The Stealing Of Diego Garcia
How The System Really Works
The official line has always been that the huge U.S. air and naval base at Diego Garcia was constructed on an uninhabited island provided by the British. But in fact it was settled in the late 18th century. In the 1970s the U.S. military decided that they wanted use of it as a vacant possession, and in the fawning way that continues to the present day, the British government complied. John Pilger, Australian-born war journalist of world renown, tells in Diego Garcia: Paradise Cleansed, originally published in the UK's Guardian, reproduced at antiwar.com, how the population was ruthlessly evicted, allowed to take only one suitcase each, leaving behind homes and possessions without compensation. Pet dogs were taken away from screaming, crying children, and killed. The story has come to light as a result of the efforts of one man who refuses to give in, supported by a tenacious London lawyer, who are taking the case to the European court of human rights. As Bush's bombers take off from what once was an island paradise, the spokesman insists that the islanders, "will not let this great crime stand. The world is changing; we will win." To be allowed to return, against all the financial and political investment that has been put in? The world would be changing for the better if that could come true.
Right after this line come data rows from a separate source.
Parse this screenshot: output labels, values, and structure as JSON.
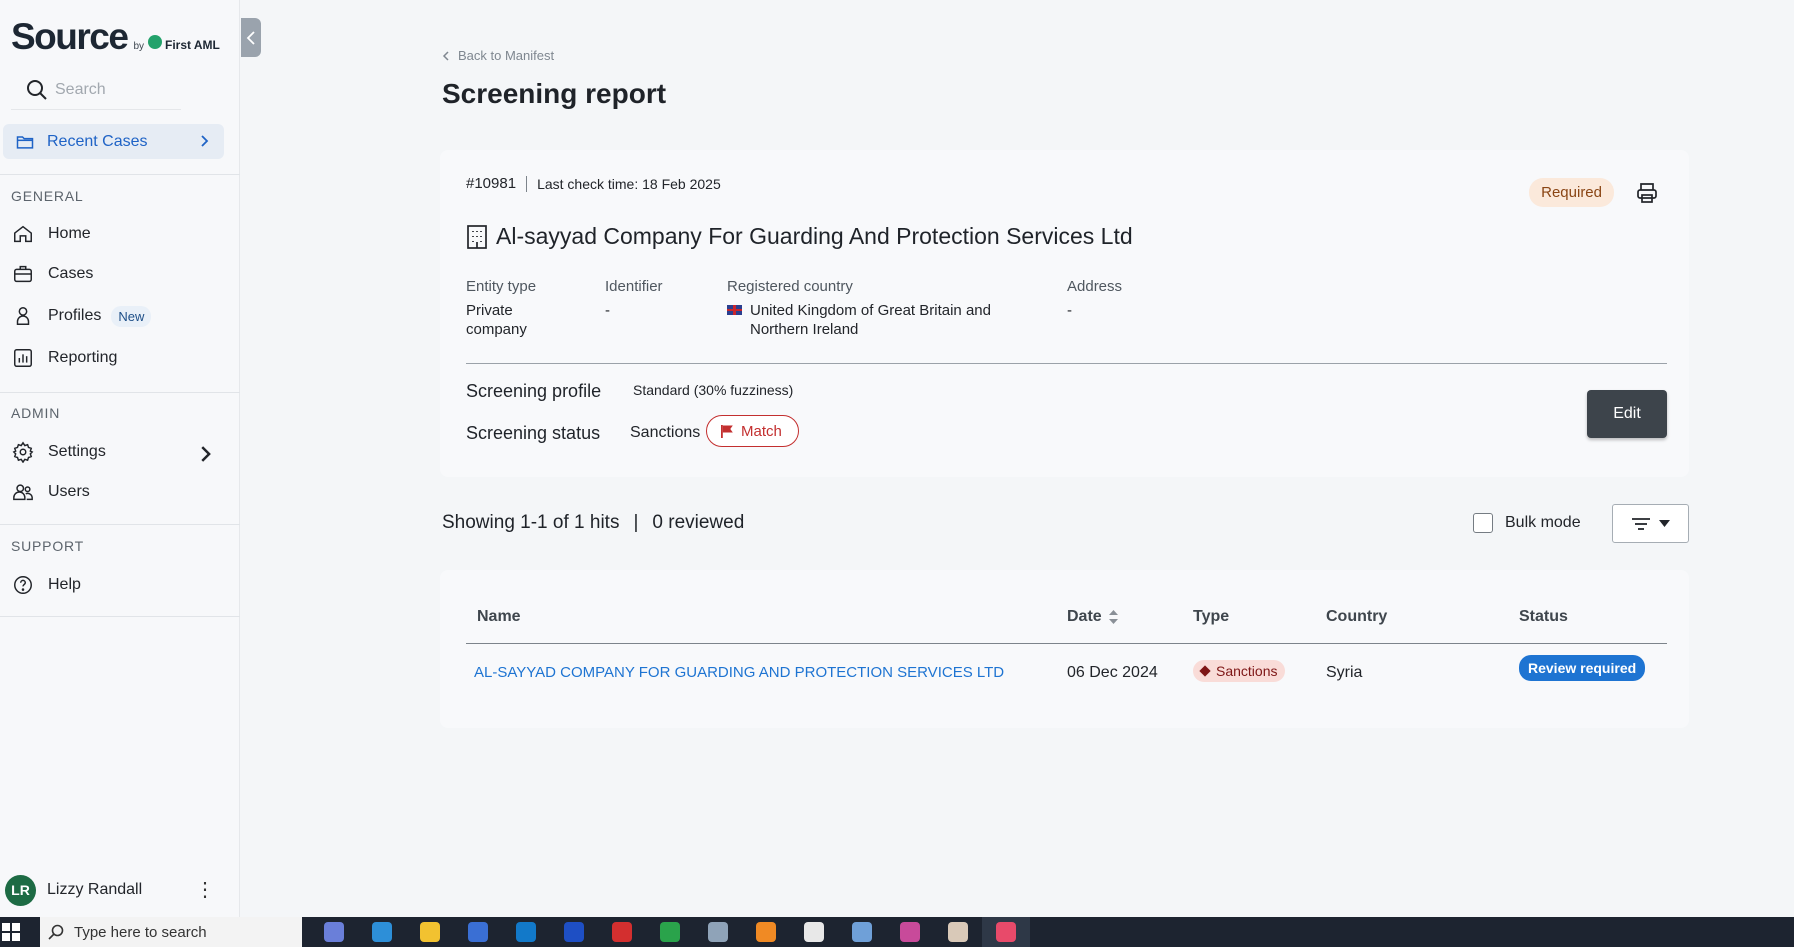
{
  "sidebar": {
    "logo": {
      "main": "Source",
      "by": "by",
      "brand": "First AML"
    },
    "search": {
      "placeholder": "Search"
    },
    "recent_cases": "Recent Cases",
    "general_title": "GENERAL",
    "general_items": [
      {
        "label": "Home",
        "icon": "home-icon"
      },
      {
        "label": "Cases",
        "icon": "briefcase-icon"
      },
      {
        "label": "Profiles",
        "icon": "person-icon",
        "badge": "New"
      },
      {
        "label": "Reporting",
        "icon": "chart-icon"
      }
    ],
    "admin_title": "ADMIN",
    "admin_items": [
      {
        "label": "Settings",
        "icon": "gear-icon"
      },
      {
        "label": "Users",
        "icon": "users-icon"
      }
    ],
    "support_title": "SUPPORT",
    "support_items": [
      {
        "label": "Help",
        "icon": "help-icon"
      }
    ],
    "user": {
      "initials": "LR",
      "name": "Lizzy Randall",
      "avatar_color": "#1d6b44"
    }
  },
  "header": {
    "back_link": "Back to Manifest",
    "title": "Screening report"
  },
  "case": {
    "id": "#10981",
    "last_check": "Last check time: 18 Feb 2025",
    "status_badge": "Required",
    "entity_name": "Al-sayyad Company For Guarding And Protection Services Ltd",
    "fields": {
      "entity_type": {
        "label": "Entity type",
        "value": "Private company"
      },
      "identifier": {
        "label": "Identifier",
        "value": "-"
      },
      "registered_country": {
        "label": "Registered country",
        "value": "United Kingdom of Great Britain and Northern Ireland"
      },
      "address": {
        "label": "Address",
        "value": "-"
      }
    },
    "screening_profile_label": "Screening profile",
    "screening_profile_value": "Standard (30% fuzziness)",
    "screening_status_label": "Screening status",
    "screening_status_type": "Sanctions",
    "screening_status_value": "Match",
    "edit_label": "Edit"
  },
  "hits": {
    "showing": "Showing 1-1 of 1 hits",
    "separator": "|",
    "reviewed": "0 reviewed",
    "bulk_mode": "Bulk mode"
  },
  "table": {
    "columns": [
      "Name",
      "Date",
      "Type",
      "Country",
      "Status"
    ],
    "rows": [
      {
        "name": "AL-SAYYAD COMPANY FOR GUARDING AND PROTECTION SERVICES LTD",
        "date": "06 Dec 2024",
        "type": "Sanctions",
        "country": "Syria",
        "status": "Review required"
      }
    ]
  },
  "taskbar": {
    "search_placeholder": "Type here to search",
    "app_colors": [
      "#6a7fd9",
      "#2d8fd8",
      "#f2c230",
      "#3a6fd4",
      "#1279c9",
      "#1e4fc4",
      "#d32f2f",
      "#2aa34b",
      "#8fa3b8",
      "#f08a24",
      "#e8e8e8",
      "#6fa0d8",
      "#c84a9a",
      "#d9c9b8",
      "#e84a6a"
    ]
  },
  "colors": {
    "accent": "#1f63c6",
    "link": "#1e74d2",
    "match": "#c32f2f",
    "required_bg": "#fbe9db"
  }
}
Rosemarie Jackowski has also written a piece on this at Press Action.
See also follow-up piece by John Pilger, dated November 27, 2008, at http://www.johnpilger.com/page.asp?partid=512